▶ _TASK DESCRIPTION_
Report back every line of the entries that contains "labels", exactly as written.

▶ _GIVEN ENTRIES_

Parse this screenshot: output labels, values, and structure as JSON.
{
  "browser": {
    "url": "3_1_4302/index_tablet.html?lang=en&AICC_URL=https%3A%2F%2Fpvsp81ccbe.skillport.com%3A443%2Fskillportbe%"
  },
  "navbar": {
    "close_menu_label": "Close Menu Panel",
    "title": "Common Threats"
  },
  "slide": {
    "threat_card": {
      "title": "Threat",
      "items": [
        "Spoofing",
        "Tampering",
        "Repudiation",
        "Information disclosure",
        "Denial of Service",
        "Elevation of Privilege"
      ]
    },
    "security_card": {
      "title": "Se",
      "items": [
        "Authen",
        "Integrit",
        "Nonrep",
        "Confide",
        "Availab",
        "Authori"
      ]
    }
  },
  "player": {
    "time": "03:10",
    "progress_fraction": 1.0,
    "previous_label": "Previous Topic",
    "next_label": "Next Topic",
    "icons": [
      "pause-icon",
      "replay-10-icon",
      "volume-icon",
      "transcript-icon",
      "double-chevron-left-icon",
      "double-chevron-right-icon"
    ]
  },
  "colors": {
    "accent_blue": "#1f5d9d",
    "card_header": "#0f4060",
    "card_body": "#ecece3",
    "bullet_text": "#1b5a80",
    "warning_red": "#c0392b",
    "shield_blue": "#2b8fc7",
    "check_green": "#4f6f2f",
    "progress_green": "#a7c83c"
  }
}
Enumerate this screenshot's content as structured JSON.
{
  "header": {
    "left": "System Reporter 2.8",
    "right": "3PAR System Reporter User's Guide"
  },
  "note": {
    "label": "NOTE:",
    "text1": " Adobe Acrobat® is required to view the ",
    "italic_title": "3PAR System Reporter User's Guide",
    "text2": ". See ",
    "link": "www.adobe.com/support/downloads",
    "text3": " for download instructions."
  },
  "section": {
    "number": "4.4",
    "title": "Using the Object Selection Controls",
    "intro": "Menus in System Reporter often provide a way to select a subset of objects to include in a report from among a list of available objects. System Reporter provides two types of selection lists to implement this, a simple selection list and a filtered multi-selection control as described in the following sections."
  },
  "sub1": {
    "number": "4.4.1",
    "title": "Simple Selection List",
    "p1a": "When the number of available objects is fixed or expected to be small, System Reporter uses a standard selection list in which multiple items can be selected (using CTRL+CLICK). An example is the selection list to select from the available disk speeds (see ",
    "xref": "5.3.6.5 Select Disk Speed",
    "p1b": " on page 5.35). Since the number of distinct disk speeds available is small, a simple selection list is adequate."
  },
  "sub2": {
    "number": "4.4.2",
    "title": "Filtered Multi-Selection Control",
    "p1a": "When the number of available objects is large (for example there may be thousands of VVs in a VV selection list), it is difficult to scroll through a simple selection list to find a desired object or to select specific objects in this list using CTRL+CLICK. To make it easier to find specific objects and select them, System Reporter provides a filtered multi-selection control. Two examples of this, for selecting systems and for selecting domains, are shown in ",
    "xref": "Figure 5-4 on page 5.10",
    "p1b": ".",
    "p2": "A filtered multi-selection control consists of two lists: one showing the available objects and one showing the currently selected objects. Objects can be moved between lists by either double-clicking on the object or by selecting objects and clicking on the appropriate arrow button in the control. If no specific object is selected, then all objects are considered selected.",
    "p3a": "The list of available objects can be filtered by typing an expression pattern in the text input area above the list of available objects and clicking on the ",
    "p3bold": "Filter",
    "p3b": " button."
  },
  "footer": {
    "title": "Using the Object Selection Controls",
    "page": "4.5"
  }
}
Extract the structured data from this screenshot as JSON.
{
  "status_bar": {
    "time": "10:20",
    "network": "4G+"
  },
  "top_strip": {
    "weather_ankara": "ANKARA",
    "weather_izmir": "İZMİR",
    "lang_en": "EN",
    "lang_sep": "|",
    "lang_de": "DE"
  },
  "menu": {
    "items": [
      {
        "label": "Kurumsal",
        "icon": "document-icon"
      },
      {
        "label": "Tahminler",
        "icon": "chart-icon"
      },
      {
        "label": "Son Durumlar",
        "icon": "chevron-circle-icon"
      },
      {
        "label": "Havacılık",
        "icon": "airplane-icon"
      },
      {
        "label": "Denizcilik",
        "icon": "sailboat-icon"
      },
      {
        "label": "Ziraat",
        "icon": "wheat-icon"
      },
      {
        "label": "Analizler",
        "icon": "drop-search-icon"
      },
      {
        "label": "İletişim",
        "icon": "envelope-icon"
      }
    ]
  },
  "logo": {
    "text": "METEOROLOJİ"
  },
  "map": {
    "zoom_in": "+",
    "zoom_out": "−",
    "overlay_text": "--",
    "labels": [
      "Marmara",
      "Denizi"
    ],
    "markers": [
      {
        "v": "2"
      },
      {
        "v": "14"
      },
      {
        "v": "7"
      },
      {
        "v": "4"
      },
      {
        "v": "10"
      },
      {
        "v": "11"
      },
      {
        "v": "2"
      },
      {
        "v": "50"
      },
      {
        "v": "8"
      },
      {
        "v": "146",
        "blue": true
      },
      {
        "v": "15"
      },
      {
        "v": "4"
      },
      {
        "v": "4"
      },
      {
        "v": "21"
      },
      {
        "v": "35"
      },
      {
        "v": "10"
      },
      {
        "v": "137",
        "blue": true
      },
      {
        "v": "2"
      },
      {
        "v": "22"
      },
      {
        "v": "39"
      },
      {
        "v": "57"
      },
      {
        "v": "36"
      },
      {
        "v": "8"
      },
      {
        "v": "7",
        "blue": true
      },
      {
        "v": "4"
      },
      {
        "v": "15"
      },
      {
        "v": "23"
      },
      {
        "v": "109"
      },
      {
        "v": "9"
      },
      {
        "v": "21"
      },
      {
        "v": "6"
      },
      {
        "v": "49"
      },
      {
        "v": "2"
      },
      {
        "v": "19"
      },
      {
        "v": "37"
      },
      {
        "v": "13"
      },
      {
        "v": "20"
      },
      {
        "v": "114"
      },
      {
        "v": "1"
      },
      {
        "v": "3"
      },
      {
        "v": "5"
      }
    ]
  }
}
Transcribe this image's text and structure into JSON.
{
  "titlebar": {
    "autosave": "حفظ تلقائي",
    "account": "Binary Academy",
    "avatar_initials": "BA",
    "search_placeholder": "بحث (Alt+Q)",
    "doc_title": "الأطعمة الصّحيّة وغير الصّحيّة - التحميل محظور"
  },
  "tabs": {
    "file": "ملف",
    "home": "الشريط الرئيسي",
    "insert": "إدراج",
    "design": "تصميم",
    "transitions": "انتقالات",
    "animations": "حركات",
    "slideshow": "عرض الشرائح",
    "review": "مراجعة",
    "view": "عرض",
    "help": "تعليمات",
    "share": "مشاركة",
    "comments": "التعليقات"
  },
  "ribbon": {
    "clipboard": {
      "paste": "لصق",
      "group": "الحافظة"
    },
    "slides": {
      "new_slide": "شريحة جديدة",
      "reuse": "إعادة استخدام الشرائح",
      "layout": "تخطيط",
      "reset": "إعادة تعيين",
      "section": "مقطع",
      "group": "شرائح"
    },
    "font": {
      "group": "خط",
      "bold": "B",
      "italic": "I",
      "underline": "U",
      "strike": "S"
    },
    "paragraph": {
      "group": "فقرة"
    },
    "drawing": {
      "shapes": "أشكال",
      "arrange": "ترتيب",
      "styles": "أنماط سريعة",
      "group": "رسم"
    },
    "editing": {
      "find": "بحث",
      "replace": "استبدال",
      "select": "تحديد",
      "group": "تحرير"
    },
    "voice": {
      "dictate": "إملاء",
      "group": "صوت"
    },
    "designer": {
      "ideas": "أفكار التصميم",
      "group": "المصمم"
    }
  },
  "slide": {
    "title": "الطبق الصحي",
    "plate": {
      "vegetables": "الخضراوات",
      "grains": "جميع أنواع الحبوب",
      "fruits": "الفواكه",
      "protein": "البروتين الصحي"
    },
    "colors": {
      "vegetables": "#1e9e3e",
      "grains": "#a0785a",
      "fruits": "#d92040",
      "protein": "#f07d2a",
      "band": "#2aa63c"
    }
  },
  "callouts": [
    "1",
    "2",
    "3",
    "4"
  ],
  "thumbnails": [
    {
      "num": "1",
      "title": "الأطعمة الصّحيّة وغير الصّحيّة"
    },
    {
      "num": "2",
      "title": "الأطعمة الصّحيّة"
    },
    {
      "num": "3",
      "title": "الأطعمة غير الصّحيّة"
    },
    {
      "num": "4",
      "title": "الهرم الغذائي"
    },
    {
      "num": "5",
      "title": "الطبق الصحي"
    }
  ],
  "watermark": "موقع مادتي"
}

▶ _TASK ANSWER_
Parse this screenshot: output labels, values, and structure as JSON.
    "labels": [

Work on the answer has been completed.